Dataset entries
>>>>

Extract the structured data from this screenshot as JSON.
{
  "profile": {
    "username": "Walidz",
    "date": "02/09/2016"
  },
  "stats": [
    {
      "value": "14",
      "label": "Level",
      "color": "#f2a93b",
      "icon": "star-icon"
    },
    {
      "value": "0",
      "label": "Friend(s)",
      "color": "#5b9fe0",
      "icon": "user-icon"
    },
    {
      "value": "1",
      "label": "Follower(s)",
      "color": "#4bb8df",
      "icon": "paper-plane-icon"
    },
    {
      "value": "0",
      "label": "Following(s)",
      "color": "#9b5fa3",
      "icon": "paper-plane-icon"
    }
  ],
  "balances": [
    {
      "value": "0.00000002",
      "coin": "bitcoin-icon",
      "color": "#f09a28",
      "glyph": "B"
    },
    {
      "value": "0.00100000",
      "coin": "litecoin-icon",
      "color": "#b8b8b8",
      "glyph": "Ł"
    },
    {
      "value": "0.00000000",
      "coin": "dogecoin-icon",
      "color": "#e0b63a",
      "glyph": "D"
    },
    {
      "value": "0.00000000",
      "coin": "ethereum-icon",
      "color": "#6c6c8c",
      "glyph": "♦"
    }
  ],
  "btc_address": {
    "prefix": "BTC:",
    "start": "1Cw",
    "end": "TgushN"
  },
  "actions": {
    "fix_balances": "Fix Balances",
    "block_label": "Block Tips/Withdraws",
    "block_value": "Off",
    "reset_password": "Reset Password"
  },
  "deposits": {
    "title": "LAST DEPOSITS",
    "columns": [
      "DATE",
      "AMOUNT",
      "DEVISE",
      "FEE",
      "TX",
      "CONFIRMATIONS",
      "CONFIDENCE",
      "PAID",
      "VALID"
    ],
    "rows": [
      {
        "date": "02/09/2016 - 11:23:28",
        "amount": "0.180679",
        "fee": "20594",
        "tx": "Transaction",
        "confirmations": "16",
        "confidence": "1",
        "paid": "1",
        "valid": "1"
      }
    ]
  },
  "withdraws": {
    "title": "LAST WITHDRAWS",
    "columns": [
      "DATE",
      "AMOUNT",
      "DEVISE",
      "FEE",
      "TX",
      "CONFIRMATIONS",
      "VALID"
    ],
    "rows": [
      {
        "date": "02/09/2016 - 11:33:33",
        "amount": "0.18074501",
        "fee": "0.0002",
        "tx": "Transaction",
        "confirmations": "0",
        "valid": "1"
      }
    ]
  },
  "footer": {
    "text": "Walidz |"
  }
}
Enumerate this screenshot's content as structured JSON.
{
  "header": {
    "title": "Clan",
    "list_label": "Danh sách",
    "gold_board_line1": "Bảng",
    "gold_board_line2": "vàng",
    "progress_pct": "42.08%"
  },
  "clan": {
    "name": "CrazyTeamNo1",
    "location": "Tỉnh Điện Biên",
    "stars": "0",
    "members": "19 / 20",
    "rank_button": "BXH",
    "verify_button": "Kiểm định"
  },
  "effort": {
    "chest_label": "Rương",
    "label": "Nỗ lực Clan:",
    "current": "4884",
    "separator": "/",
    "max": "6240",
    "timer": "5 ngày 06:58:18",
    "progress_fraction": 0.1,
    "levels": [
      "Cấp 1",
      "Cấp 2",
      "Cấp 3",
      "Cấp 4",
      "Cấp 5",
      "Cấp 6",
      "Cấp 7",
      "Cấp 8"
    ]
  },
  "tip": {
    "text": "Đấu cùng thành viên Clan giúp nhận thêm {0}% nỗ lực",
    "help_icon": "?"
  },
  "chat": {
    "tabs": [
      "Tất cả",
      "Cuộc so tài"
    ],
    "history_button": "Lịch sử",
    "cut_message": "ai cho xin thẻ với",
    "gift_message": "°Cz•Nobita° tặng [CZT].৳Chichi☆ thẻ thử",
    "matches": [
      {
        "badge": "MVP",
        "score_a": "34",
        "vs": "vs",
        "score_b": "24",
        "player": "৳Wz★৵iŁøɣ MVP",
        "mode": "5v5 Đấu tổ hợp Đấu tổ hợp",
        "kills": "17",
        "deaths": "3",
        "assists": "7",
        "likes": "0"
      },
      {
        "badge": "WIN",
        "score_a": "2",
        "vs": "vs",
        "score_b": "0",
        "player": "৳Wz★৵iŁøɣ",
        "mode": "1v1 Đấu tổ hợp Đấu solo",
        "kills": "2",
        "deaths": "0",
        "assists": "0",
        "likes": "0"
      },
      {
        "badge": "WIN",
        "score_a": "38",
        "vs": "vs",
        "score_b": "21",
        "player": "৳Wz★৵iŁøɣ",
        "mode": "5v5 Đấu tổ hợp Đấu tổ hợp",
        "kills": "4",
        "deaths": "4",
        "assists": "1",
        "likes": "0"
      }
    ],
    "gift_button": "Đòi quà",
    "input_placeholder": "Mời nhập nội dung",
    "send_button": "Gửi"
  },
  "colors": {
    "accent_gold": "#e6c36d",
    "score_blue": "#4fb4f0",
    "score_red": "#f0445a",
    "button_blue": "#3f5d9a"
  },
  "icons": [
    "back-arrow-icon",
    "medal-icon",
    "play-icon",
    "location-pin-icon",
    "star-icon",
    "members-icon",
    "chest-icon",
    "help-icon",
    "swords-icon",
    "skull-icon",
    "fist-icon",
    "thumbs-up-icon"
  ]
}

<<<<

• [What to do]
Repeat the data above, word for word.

• [Task solution]
Extract the structured data from this screenshot as JSON.
{
  "profile": {
    "username": "Walidz",
    "date": "02/09/2016"
  },
  "stats": [
    {
      "value": "14",
      "label": "Level",
      "color": "#f2a93b",
      "icon": "star-icon"
    },
    {
      "value": "0",
      "label": "Friend(s)",
      "color": "#5b9fe0",
      "icon": "user-icon"
    },
    {
      "value": "1",
      "label": "Follower(s)",
      "color": "#4bb8df",
      "icon": "paper-plane-icon"
    },
    {
      "value": "0",
      "label": "Following(s)",
      "color": "#9b5fa3",
      "icon": "paper-plane-icon"
    }
  ],
  "balances": [
    {
      "value": "0.00000002",
      "coin": "bitcoin-icon",
      "color": "#f09a28",
      "glyph": "B"
    },
    {
      "value": "0.00100000",
      "coin": "litecoin-icon",
      "color": "#b8b8b8",
      "glyph": "Ł"
    },
    {
      "value": "0.00000000",
      "coin": "dogecoin-icon",
      "color": "#e0b63a",
      "glyph": "D"
    },
    {
      "value": "0.00000000",
      "coin": "ethereum-icon",
      "color": "#6c6c8c",
      "glyph": "♦"
    }
  ],
  "btc_address": {
    "prefix": "BTC:",
    "start": "1Cw",
    "end": "TgushN"
  },
  "actions": {
    "fix_balances": "Fix Balances",
    "block_label": "Block Tips/Withdraws",
    "block_value": "Off",
    "reset_password": "Reset Password"
  },
  "deposits": {
    "title": "LAST DEPOSITS",
    "columns": [
      "DATE",
      "AMOUNT",
      "DEVISE",
      "FEE",
      "TX",
      "CONFIRMATIONS",
      "CONFIDENCE",
      "PAID",
      "VALID"
    ],
    "rows": [
      {
        "date": "02/09/2016 - 11:23:28",
        "amount": "0.180679",
        "fee": "20594",
        "tx": "Transaction",
        "confirmations": "16",
        "confidence": "1",
        "paid": "1",
        "valid": "1"
      }
    ]
  },
  "withdraws": {
    "title": "LAST WITHDRAWS",
    "columns": [
      "DATE",
      "AMOUNT",
      "DEVISE",
      "FEE",
      "TX",
      "CONFIRMATIONS",
      "VALID"
    ],
    "rows": [
      {
        "date": "02/09/2016 - 11:33:33",
        "amount": "0.18074501",
        "fee": "0.0002",
        "tx": "Transaction",
        "confirmations": "0",
        "valid": "1"
      }
    ]
  },
  "footer": {
    "text": "Walidz |"
  }
}
Enumerate this screenshot's content as structured JSON.
{
  "header": {
    "title": "Clan",
    "list_label": "Danh sách",
    "gold_board_line1": "Bảng",
    "gold_board_line2": "vàng",
    "progress_pct": "42.08%"
  },
  "clan": {
    "name": "CrazyTeamNo1",
    "location": "Tỉnh Điện Biên",
    "stars": "0",
    "members": "19 / 20",
    "rank_button": "BXH",
    "verify_button": "Kiểm định"
  },
  "effort": {
    "chest_label": "Rương",
    "label": "Nỗ lực Clan:",
    "current": "4884",
    "separator": "/",
    "max": "6240",
    "timer": "5 ngày 06:58:18",
    "progress_fraction": 0.1,
    "levels": [
      "Cấp 1",
      "Cấp 2",
      "Cấp 3",
      "Cấp 4",
      "Cấp 5",
      "Cấp 6",
      "Cấp 7",
      "Cấp 8"
    ]
  },
  "tip": {
    "text": "Đấu cùng thành viên Clan giúp nhận thêm {0}% nỗ lực",
    "help_icon": "?"
  },
  "chat": {
    "tabs": [
      "Tất cả",
      "Cuộc so tài"
    ],
    "history_button": "Lịch sử",
    "cut_message": "ai cho xin thẻ với",
    "gift_message": "°Cz•Nobita° tặng [CZT].৳Chichi☆ thẻ thử",
    "matches": [
      {
        "badge": "MVP",
        "score_a": "34",
        "vs": "vs",
        "score_b": "24",
        "player": "৳Wz★৵iŁøɣ MVP",
        "mode": "5v5 Đấu tổ hợp Đấu tổ hợp",
        "kills": "17",
        "deaths": "3",
        "assists": "7",
        "likes": "0"
      },
      {
        "badge": "WIN",
        "score_a": "2",
        "vs": "vs",
        "score_b": "0",
        "player": "৳Wz★৵iŁøɣ",
        "mode": "1v1 Đấu tổ hợp Đấu solo",
        "kills": "2",
        "deaths": "0",
        "assists": "0",
        "likes": "0"
      },
      {
        "badge": "WIN",
        "score_a": "38",
        "vs": "vs",
        "score_b": "21",
        "player": "৳Wz★৵iŁøɣ",
        "mode": "5v5 Đấu tổ hợp Đấu tổ hợp",
        "kills": "4",
        "deaths": "4",
        "assists": "1",
        "likes": "0"
      }
    ],
    "gift_button": "Đòi quà",
    "input_placeholder": "Mời nhập nội dung",
    "send_button": "Gửi"
  },
  "colors": {
    "accent_gold": "#e6c36d",
    "score_blue": "#4fb4f0",
    "score_red": "#f0445a",
    "button_blue": "#3f5d9a"
  },
  "icons": [
    "back-arrow-icon",
    "medal-icon",
    "play-icon",
    "location-pin-icon",
    "star-icon",
    "members-icon",
    "chest-icon",
    "help-icon",
    "swords-icon",
    "skull-icon",
    "fist-icon",
    "thumbs-up-icon"
  ]
}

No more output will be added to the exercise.